> [Directions for this task]:
Please report, as a bare number, how many lines below include the string "svchost".

───── Records for processing

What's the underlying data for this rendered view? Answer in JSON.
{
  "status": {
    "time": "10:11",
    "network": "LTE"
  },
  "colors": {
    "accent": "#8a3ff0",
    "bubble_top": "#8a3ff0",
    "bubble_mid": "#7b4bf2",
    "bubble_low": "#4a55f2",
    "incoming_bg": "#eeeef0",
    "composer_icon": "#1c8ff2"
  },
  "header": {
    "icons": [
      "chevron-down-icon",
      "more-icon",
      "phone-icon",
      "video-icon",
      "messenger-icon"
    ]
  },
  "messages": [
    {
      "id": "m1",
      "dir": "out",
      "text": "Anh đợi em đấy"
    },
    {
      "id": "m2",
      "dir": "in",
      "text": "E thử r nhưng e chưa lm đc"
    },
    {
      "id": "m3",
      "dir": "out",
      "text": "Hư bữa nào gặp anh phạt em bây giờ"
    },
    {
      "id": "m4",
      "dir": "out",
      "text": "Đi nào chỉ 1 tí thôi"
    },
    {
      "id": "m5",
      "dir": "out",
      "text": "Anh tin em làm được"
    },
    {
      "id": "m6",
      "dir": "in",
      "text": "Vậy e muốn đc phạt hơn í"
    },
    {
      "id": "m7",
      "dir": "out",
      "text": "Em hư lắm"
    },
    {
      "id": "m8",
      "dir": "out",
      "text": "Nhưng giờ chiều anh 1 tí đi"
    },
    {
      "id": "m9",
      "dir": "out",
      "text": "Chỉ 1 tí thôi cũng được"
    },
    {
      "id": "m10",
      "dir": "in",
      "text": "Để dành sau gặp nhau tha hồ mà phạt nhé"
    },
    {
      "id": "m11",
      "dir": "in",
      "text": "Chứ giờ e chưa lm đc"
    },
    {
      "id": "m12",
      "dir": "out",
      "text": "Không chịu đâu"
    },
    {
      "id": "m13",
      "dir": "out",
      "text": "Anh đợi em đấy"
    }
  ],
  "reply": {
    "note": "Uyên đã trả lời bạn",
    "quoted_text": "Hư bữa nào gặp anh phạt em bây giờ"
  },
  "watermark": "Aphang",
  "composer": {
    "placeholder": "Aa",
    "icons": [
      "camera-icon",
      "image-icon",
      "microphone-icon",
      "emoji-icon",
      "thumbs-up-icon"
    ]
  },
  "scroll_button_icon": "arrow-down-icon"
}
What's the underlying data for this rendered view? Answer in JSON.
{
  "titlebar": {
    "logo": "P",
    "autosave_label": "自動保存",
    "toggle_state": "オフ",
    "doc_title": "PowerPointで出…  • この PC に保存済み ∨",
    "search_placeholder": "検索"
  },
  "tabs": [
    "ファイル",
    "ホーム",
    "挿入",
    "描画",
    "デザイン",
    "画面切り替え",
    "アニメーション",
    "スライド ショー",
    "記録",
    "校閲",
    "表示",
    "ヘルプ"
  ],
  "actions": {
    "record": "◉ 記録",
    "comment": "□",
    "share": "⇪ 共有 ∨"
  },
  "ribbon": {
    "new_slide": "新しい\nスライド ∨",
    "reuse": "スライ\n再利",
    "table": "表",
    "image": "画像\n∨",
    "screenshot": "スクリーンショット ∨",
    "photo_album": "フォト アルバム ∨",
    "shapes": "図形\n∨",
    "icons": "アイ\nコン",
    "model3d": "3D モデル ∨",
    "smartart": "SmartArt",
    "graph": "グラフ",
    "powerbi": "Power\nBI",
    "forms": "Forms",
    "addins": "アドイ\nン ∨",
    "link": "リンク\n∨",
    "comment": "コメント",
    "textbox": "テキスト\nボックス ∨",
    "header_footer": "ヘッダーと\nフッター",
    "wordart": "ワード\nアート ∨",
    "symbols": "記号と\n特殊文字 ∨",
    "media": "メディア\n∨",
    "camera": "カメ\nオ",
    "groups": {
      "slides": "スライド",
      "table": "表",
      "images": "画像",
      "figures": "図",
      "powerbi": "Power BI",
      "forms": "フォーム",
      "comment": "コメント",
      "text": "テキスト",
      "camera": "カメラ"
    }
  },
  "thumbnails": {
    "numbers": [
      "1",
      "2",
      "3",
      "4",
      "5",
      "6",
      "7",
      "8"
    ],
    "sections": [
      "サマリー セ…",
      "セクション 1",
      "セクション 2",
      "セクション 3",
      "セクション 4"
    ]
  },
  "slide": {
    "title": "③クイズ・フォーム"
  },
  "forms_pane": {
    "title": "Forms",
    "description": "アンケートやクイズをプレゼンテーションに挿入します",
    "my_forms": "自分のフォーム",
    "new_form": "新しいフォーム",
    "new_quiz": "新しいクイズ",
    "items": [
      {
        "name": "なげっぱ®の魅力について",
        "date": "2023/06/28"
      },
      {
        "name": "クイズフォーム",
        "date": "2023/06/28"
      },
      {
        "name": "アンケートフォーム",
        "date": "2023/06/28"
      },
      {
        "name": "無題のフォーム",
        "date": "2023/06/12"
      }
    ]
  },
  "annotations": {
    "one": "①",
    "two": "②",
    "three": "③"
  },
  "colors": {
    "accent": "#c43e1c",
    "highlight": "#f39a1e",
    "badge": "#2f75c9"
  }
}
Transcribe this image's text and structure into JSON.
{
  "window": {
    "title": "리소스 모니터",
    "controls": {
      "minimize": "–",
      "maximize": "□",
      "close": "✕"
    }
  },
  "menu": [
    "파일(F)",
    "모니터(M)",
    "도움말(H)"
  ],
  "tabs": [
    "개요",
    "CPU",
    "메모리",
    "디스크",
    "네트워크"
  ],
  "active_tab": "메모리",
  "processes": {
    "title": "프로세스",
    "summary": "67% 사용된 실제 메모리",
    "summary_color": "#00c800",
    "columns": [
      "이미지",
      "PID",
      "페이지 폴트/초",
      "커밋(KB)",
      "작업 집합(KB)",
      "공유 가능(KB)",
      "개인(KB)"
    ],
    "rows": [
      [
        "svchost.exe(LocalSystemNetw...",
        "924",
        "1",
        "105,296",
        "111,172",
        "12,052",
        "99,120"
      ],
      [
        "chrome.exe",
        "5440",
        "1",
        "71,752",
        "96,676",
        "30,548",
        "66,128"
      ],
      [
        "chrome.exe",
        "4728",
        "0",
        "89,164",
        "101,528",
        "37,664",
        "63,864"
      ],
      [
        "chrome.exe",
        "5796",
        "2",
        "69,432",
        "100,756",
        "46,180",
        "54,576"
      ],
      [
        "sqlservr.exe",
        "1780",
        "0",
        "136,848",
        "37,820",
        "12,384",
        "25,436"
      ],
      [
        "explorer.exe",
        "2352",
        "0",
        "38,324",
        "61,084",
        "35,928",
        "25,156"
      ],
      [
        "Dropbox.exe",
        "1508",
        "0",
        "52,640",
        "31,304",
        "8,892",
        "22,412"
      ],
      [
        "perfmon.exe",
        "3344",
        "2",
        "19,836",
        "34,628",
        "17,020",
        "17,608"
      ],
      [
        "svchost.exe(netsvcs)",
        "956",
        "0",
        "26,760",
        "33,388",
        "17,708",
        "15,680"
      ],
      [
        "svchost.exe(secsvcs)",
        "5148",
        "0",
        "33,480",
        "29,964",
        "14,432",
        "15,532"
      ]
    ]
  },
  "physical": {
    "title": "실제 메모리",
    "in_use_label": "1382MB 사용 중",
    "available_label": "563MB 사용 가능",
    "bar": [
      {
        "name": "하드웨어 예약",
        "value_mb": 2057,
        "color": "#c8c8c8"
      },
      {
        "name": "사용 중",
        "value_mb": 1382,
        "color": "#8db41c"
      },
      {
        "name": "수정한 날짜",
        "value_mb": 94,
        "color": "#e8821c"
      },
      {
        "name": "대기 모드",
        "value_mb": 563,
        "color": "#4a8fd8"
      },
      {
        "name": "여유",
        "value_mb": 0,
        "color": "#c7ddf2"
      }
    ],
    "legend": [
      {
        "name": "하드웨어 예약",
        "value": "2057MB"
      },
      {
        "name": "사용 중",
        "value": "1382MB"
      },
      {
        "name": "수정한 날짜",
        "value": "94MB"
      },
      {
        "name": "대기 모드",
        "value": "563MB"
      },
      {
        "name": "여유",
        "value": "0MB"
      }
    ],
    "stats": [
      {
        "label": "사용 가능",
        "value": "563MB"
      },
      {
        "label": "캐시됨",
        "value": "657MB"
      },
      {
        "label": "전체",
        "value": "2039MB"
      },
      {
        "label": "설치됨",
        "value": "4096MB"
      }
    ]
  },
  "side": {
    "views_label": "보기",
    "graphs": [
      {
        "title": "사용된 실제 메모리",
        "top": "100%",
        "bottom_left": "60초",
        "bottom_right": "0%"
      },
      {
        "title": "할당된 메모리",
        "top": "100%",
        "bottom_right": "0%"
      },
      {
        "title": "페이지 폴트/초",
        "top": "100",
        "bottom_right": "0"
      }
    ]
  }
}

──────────

> [Finished exercise]:
3